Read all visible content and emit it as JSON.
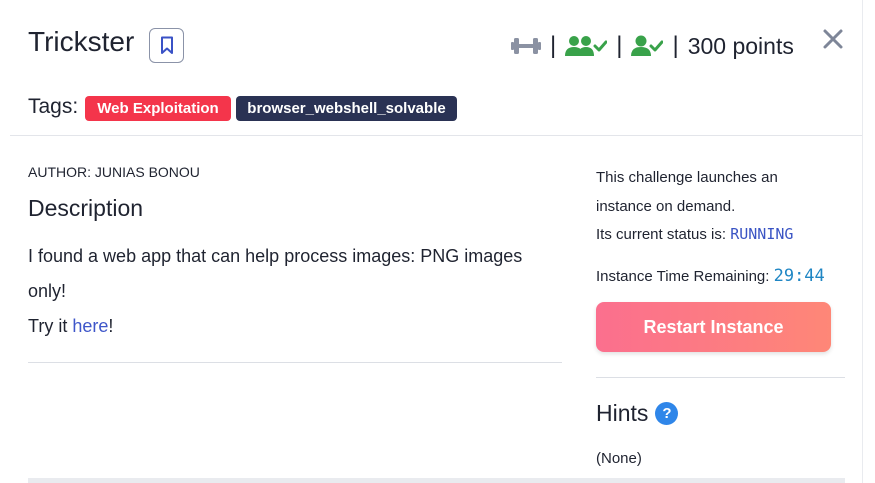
{
  "challenge": {
    "title": "Trickster",
    "points": "300 points",
    "separator": "|"
  },
  "icons": {
    "bookmark": "bookmark-icon",
    "difficulty": "dumbbell-icon",
    "team_solves": "users-check-icon",
    "user_solved": "user-check-icon",
    "close": "close-icon",
    "hint_help": "question-circle-icon"
  },
  "tags": {
    "label": "Tags:",
    "items": [
      "Web Exploitation",
      "browser_webshell_solvable"
    ]
  },
  "main": {
    "author": "AUTHOR: JUNIAS BONOU",
    "description_heading": "Description",
    "description_line1": "I found a web app that can help process images: PNG images only!",
    "try_prefix": "Try it ",
    "try_link": "here",
    "try_suffix": "!"
  },
  "instance": {
    "intro": "This challenge launches an instance on demand.",
    "status_label": "Its current status is: ",
    "status_value": "RUNNING",
    "time_label": "Instance Time Remaining: ",
    "time_value": "29:44",
    "restart_label": "Restart Instance"
  },
  "hints": {
    "heading": "Hints",
    "help_glyph": "?",
    "content": "(None)"
  },
  "colors": {
    "accent_green": "#39a24a",
    "tag_red": "#f4354b",
    "tag_navy": "#2a3254",
    "link": "#3e56c9",
    "timer": "#1f86c4",
    "button_start": "#fb6f8e",
    "button_end": "#fe8777",
    "help_blue": "#2f86e9"
  }
}
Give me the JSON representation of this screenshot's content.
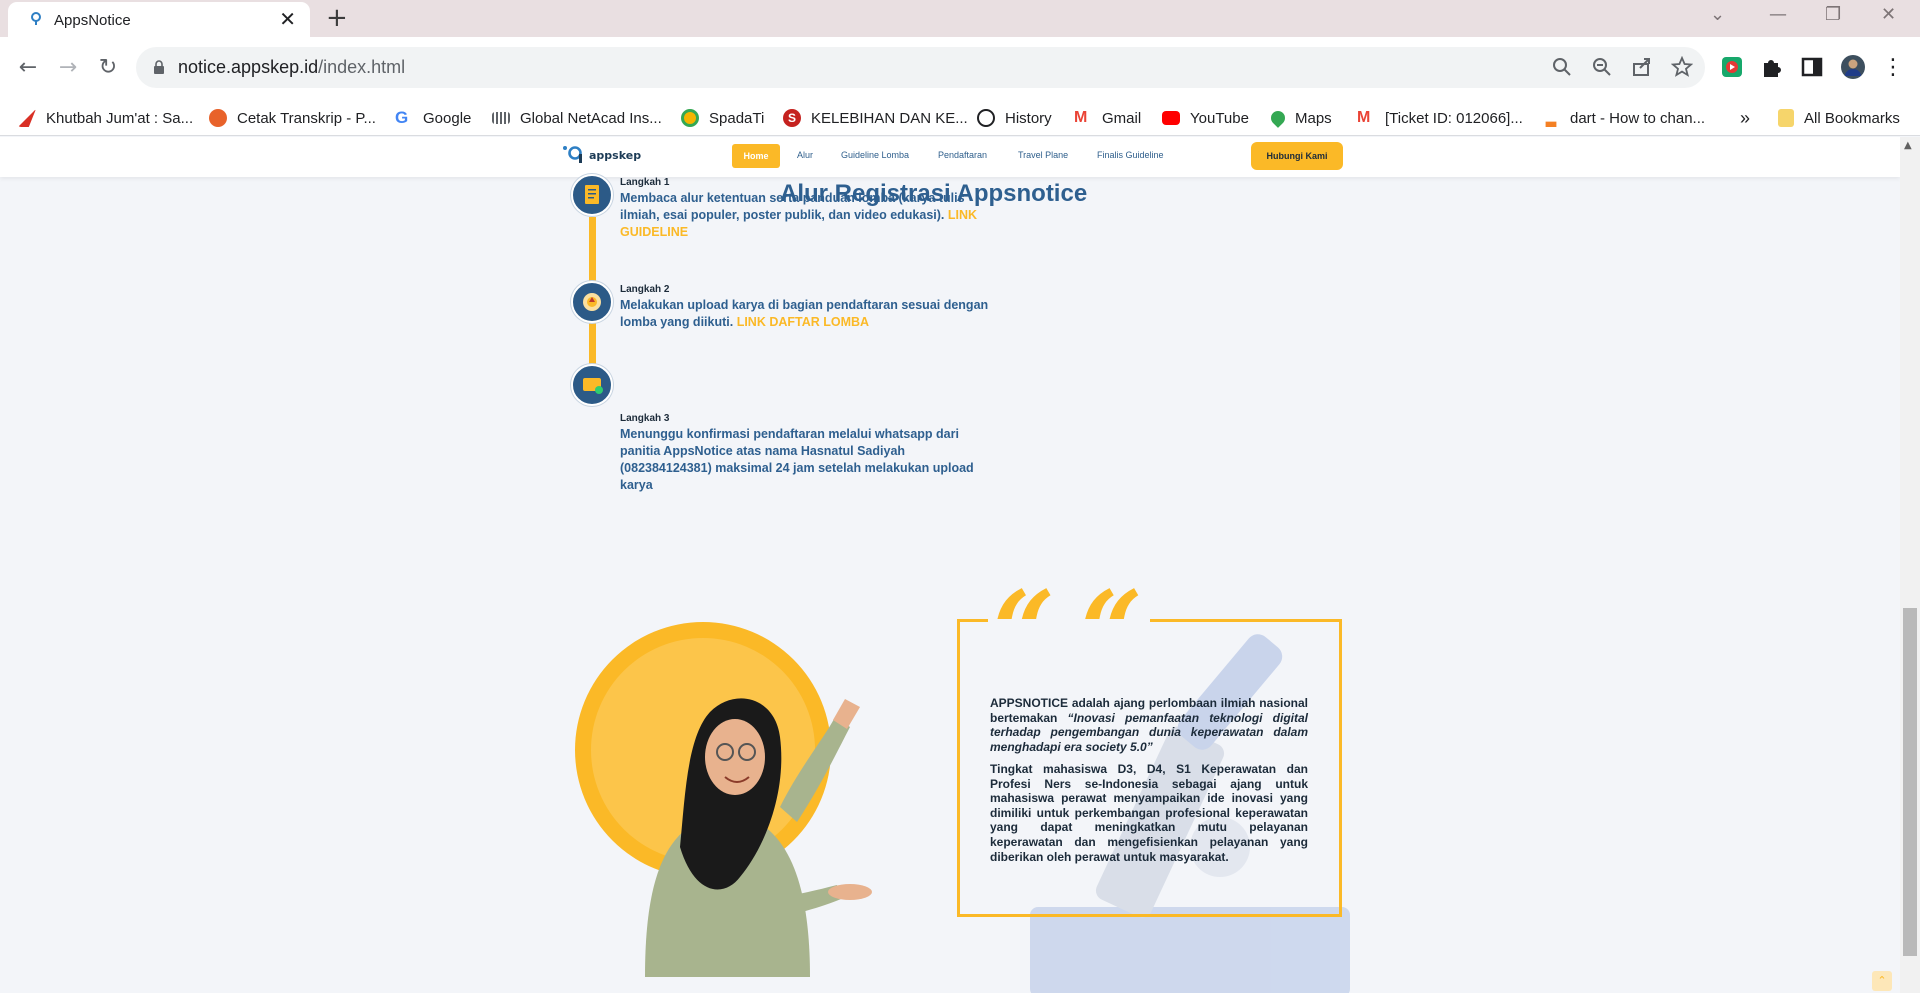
{
  "browser": {
    "tab_title": "AppsNotice",
    "url_host": "notice.appskep.id",
    "url_path": "/index.html",
    "bookmarks": [
      {
        "label": "Khutbah Jum'at : Sa...",
        "color": "#d93025"
      },
      {
        "label": "Cetak Transkrip - P...",
        "color": "#e8622a"
      },
      {
        "label": "Google",
        "color": "#4285f4"
      },
      {
        "label": "Global NetAcad Ins...",
        "color": "#5f6368"
      },
      {
        "label": "SpadaTi",
        "color": "#f4b400"
      },
      {
        "label": "KELEBIHAN DAN KE...",
        "color": "#c5221f"
      },
      {
        "label": "History",
        "color": "#202124"
      },
      {
        "label": "Gmail",
        "color": "#ea4335"
      },
      {
        "label": "YouTube",
        "color": "#ff0000"
      },
      {
        "label": "Maps",
        "color": "#34a853"
      },
      {
        "label": "[Ticket ID: 012066]...",
        "color": "#ea4335"
      },
      {
        "label": "dart - How to chan...",
        "color": "#f48024"
      }
    ],
    "overflow_label": "»",
    "all_bookmarks": "All Bookmarks"
  },
  "site": {
    "logo_text": "appskep",
    "nav": {
      "home": "Home",
      "alur": "Alur",
      "guideline": "Guideline Lomba",
      "pendaftaran": "Pendaftaran",
      "travel": "Travel Plane",
      "finalis": "Finalis Guideline",
      "cta": "Hubungi Kami"
    },
    "section_title": "Alur Registrasi Appsnotice",
    "steps": [
      {
        "label": "Langkah 1",
        "text": "Membaca alur ketentuan serta panduan lomba (karya tulis ilmiah, esai populer, poster publik, dan video edukasi).",
        "link": "LINK GUIDELINE",
        "icon": "document-icon"
      },
      {
        "label": "Langkah 2",
        "text": "Melakukan upload karya di bagian pendaftaran sesuai dengan lomba yang diikuti.",
        "link": "LINK DAFTAR LOMBA",
        "icon": "upload-icon"
      },
      {
        "label": "Langkah 3",
        "text": "Menunggu konfirmasi pendaftaran melalui whatsapp dari panitia AppsNotice atas nama Hasnatul Sadiyah (082384124381) maksimal 24 jam setelah melakukan upload karya",
        "link": "",
        "icon": "message-icon"
      }
    ],
    "quote": {
      "marks": "“ “",
      "p1_lead": "APPSNOTICE adalah ajang perlombaan ilmiah nasional bertemakan",
      "p1_theme": "“Inovasi pemanfaatan teknologi digital terhadap pengembangan dunia keperawatan dalam menghadapi era society 5.0”",
      "p2": "Tingkat mahasiswa D3, D4, S1 Keperawatan dan Profesi Ners se-Indonesia sebagai ajang untuk mahasiswa perawat menyampaikan ide inovasi yang dimiliki untuk perkembangan profesional keperawatan yang dapat meningkatkan mutu pelayanan keperawatan dan mengefisienkan pelayanan yang diberikan oleh perawat untuk masyarakat."
    },
    "accent": "#fbb927",
    "primary": "#2e5f8f"
  }
}
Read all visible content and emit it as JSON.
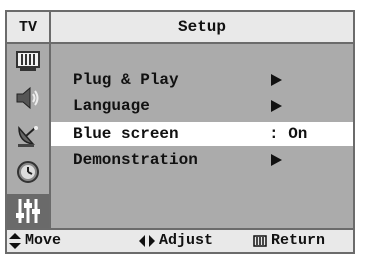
{
  "header": {
    "tv_label": "TV",
    "title": "Setup"
  },
  "sidebar": {
    "icons": [
      {
        "name": "picture-icon"
      },
      {
        "name": "sound-icon"
      },
      {
        "name": "channel-icon"
      },
      {
        "name": "time-icon"
      },
      {
        "name": "setup-icon",
        "active": true
      }
    ]
  },
  "menu": {
    "items": [
      {
        "label": "Plug & Play",
        "value": "",
        "has_arrow": true
      },
      {
        "label": "Language",
        "value": "",
        "has_arrow": true
      },
      {
        "label": "Blue screen",
        "value": ": On",
        "has_arrow": false,
        "selected": true
      },
      {
        "label": "Demonstration",
        "value": "",
        "has_arrow": true
      }
    ]
  },
  "footer": {
    "move_label": "Move",
    "adjust_label": "Adjust",
    "return_label": "Return"
  },
  "colors": {
    "panel": "#ababab",
    "header": "#e9e9e9",
    "border": "#6b6b6b",
    "highlight": "#ffffff",
    "active_icon_bg": "#6a6a6a"
  }
}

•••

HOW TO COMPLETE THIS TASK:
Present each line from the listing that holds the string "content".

RESULT FOR THIS TASK:
Read all visible content and emit it as JSON.
    "content": "(None)"
Give me the JSON representation of this screenshot's content.
Read all visible content and emit it as JSON.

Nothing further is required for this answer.